What follows is a set of entries. Give them again exactly, without the pictures.

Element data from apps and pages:
▬▬▬▬▬▬▬▬▬▬
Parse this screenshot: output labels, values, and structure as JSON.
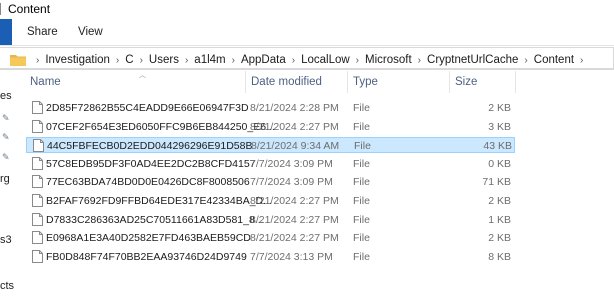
{
  "window": {
    "title": "Content"
  },
  "ribbon": {
    "tabs": [
      "Share",
      "View"
    ]
  },
  "address": {
    "crumbs": [
      "Investigation",
      "C",
      "Users",
      "a1l4m",
      "AppData",
      "LocalLow",
      "Microsoft",
      "CryptnetUrlCache",
      "Content"
    ]
  },
  "nav_fragments": [
    "es",
    "rg",
    "s3",
    "cts"
  ],
  "columns": {
    "name": "Name",
    "date": "Date modified",
    "type": "Type",
    "size": "Size"
  },
  "files": [
    {
      "name": "2D85F72862B55C4EADD9E66E06947F3D",
      "date": "8/21/2024 2:28 PM",
      "type": "File",
      "size": "2 KB"
    },
    {
      "name": "07CEF2F654E3ED6050FFC9B6EB844250_E6...",
      "date": "8/21/2024 2:27 PM",
      "type": "File",
      "size": "3 KB"
    },
    {
      "name": "44C5FBFECB0D2EDD044296296E91D58B",
      "date": "8/21/2024 9:34 AM",
      "type": "File",
      "size": "43 KB",
      "selected": true
    },
    {
      "name": "57C8EDB95DF3F0AD4EE2DC2B8CFD4157",
      "date": "7/7/2024 3:09 PM",
      "type": "File",
      "size": "0 KB"
    },
    {
      "name": "77EC63BDA74BD0D0E0426DC8F8008506",
      "date": "7/7/2024 3:09 PM",
      "type": "File",
      "size": "71 KB"
    },
    {
      "name": "B2FAF7692FD9FFBD64EDE317E42334BA_D...",
      "date": "8/21/2024 2:27 PM",
      "type": "File",
      "size": "2 KB"
    },
    {
      "name": "D7833C286363AD25C70511661A83D581_8...",
      "date": "8/21/2024 2:27 PM",
      "type": "File",
      "size": "1 KB"
    },
    {
      "name": "E0968A1E3A40D2582E7FD463BAEB59CD",
      "date": "8/21/2024 2:27 PM",
      "type": "File",
      "size": "2 KB"
    },
    {
      "name": "FB0D848F74F70BB2EAA93746D24D9749",
      "date": "7/7/2024 3:13 PM",
      "type": "File",
      "size": "8 KB"
    }
  ],
  "colors": {
    "selection_bg": "#cce8ff",
    "selection_border": "#99d1ff",
    "header_text": "#4d6082",
    "file_tab": "#1a5fb4"
  },
  "icons": {
    "folder": "folder-icon",
    "file": "file-icon",
    "pin": "pin-icon",
    "breadcrumb_separator": "chevron-right-icon"
  }
}
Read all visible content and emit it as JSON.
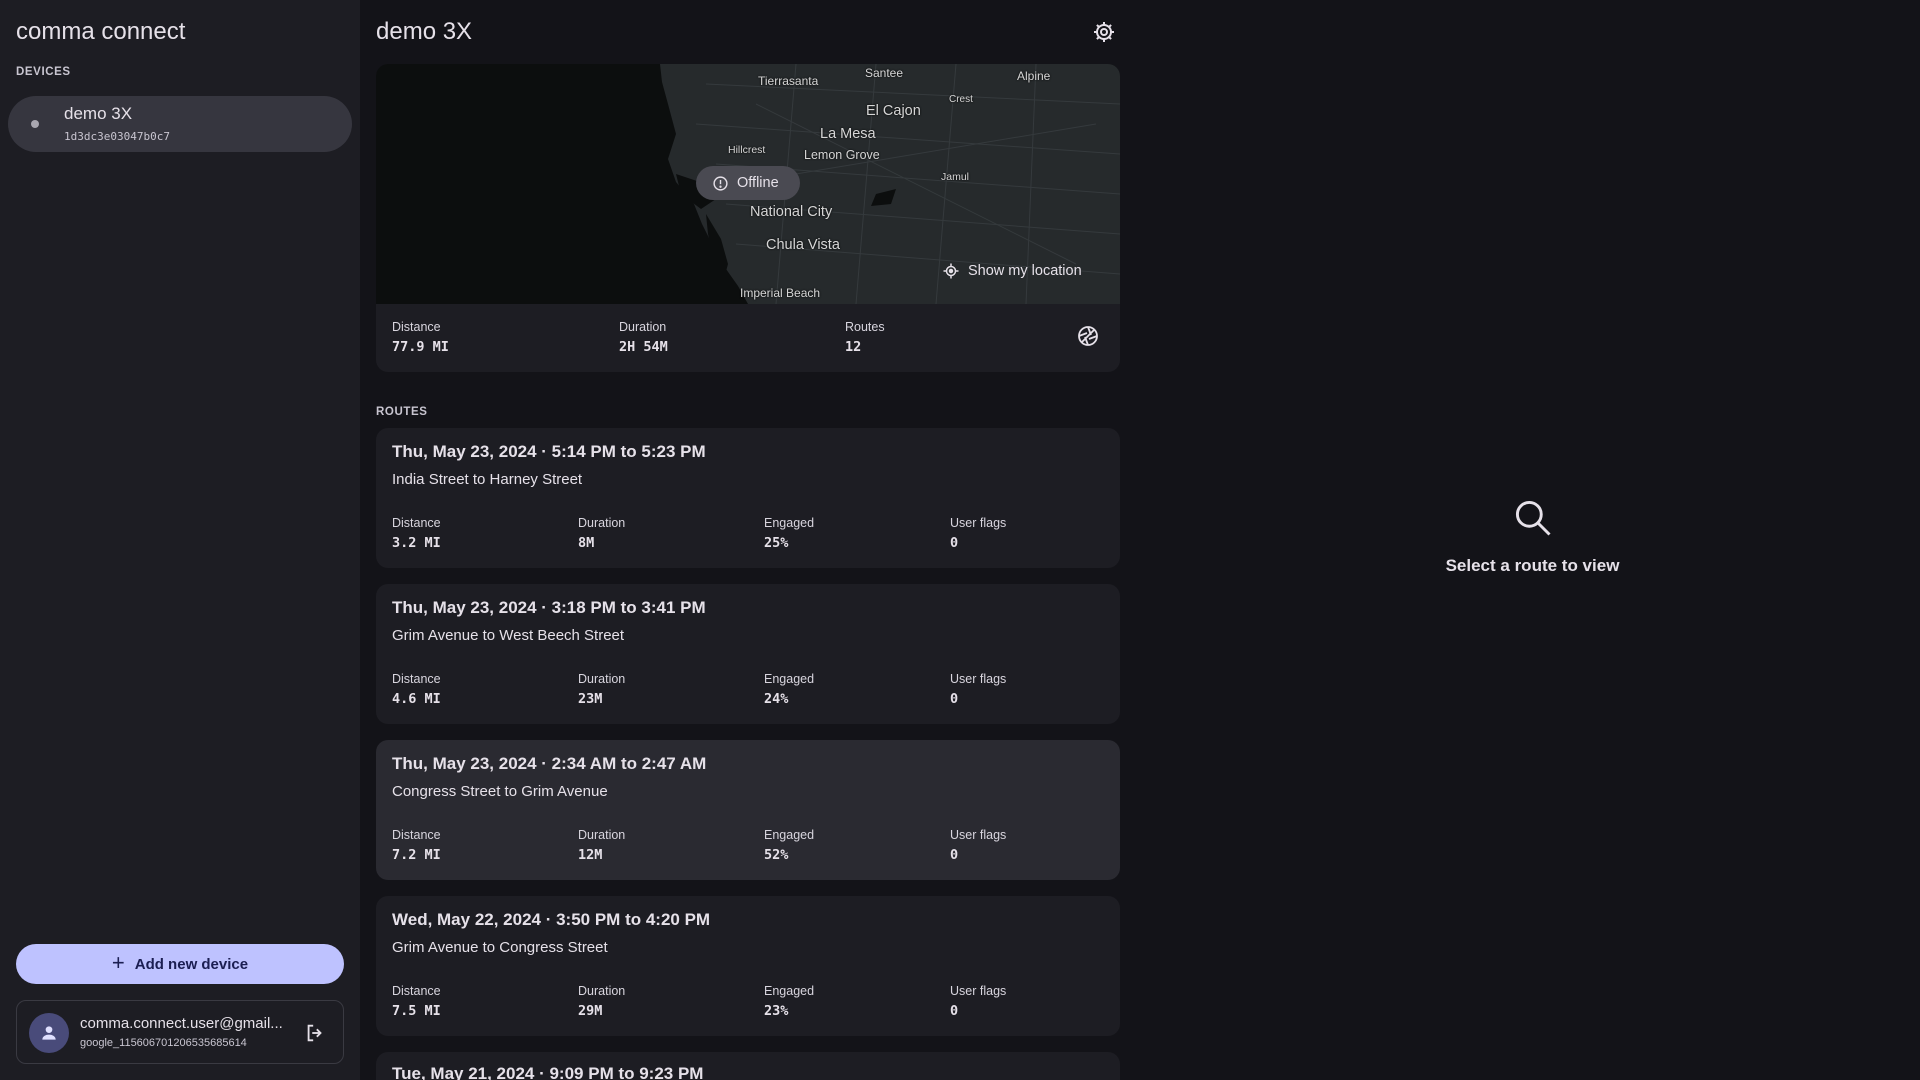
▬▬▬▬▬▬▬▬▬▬
Your solution:
Parse this screenshot: output labels, values, and structure as JSON.
{
  "window": {
    "title": "Content"
  },
  "ribbon": {
    "tabs": [
      "Share",
      "View"
    ]
  },
  "address": {
    "crumbs": [
      "Investigation",
      "C",
      "Users",
      "a1l4m",
      "AppData",
      "LocalLow",
      "Microsoft",
      "CryptnetUrlCache",
      "Content"
    ]
  },
  "nav_fragments": [
    "es",
    "rg",
    "s3",
    "cts"
  ],
  "columns": {
    "name": "Name",
    "date": "Date modified",
    "type": "Type",
    "size": "Size"
  },
  "files": [
    {
      "name": "2D85F72862B55C4EADD9E66E06947F3D",
      "date": "8/21/2024 2:28 PM",
      "type": "File",
      "size": "2 KB"
    },
    {
      "name": "07CEF2F654E3ED6050FFC9B6EB844250_E6...",
      "date": "8/21/2024 2:27 PM",
      "type": "File",
      "size": "3 KB"
    },
    {
      "name": "44C5FBFECB0D2EDD044296296E91D58B",
      "date": "8/21/2024 9:34 AM",
      "type": "File",
      "size": "43 KB",
      "selected": true
    },
    {
      "name": "57C8EDB95DF3F0AD4EE2DC2B8CFD4157",
      "date": "7/7/2024 3:09 PM",
      "type": "File",
      "size": "0 KB"
    },
    {
      "name": "77EC63BDA74BD0D0E0426DC8F8008506",
      "date": "7/7/2024 3:09 PM",
      "type": "File",
      "size": "71 KB"
    },
    {
      "name": "B2FAF7692FD9FFBD64EDE317E42334BA_D...",
      "date": "8/21/2024 2:27 PM",
      "type": "File",
      "size": "2 KB"
    },
    {
      "name": "D7833C286363AD25C70511661A83D581_8...",
      "date": "8/21/2024 2:27 PM",
      "type": "File",
      "size": "1 KB"
    },
    {
      "name": "E0968A1E3A40D2582E7FD463BAEB59CD",
      "date": "8/21/2024 2:27 PM",
      "type": "File",
      "size": "2 KB"
    },
    {
      "name": "FB0D848F74F70BB2EAA93746D24D9749",
      "date": "7/7/2024 3:13 PM",
      "type": "File",
      "size": "8 KB"
    }
  ],
  "colors": {
    "selection_bg": "#cce8ff",
    "selection_border": "#99d1ff",
    "header_text": "#4d6082",
    "file_tab": "#1a5fb4"
  },
  "icons": {
    "folder": "folder-icon",
    "file": "file-icon",
    "pin": "pin-icon",
    "breadcrumb_separator": "chevron-right-icon"
  }
}
Read all visible content and emit it as JSON.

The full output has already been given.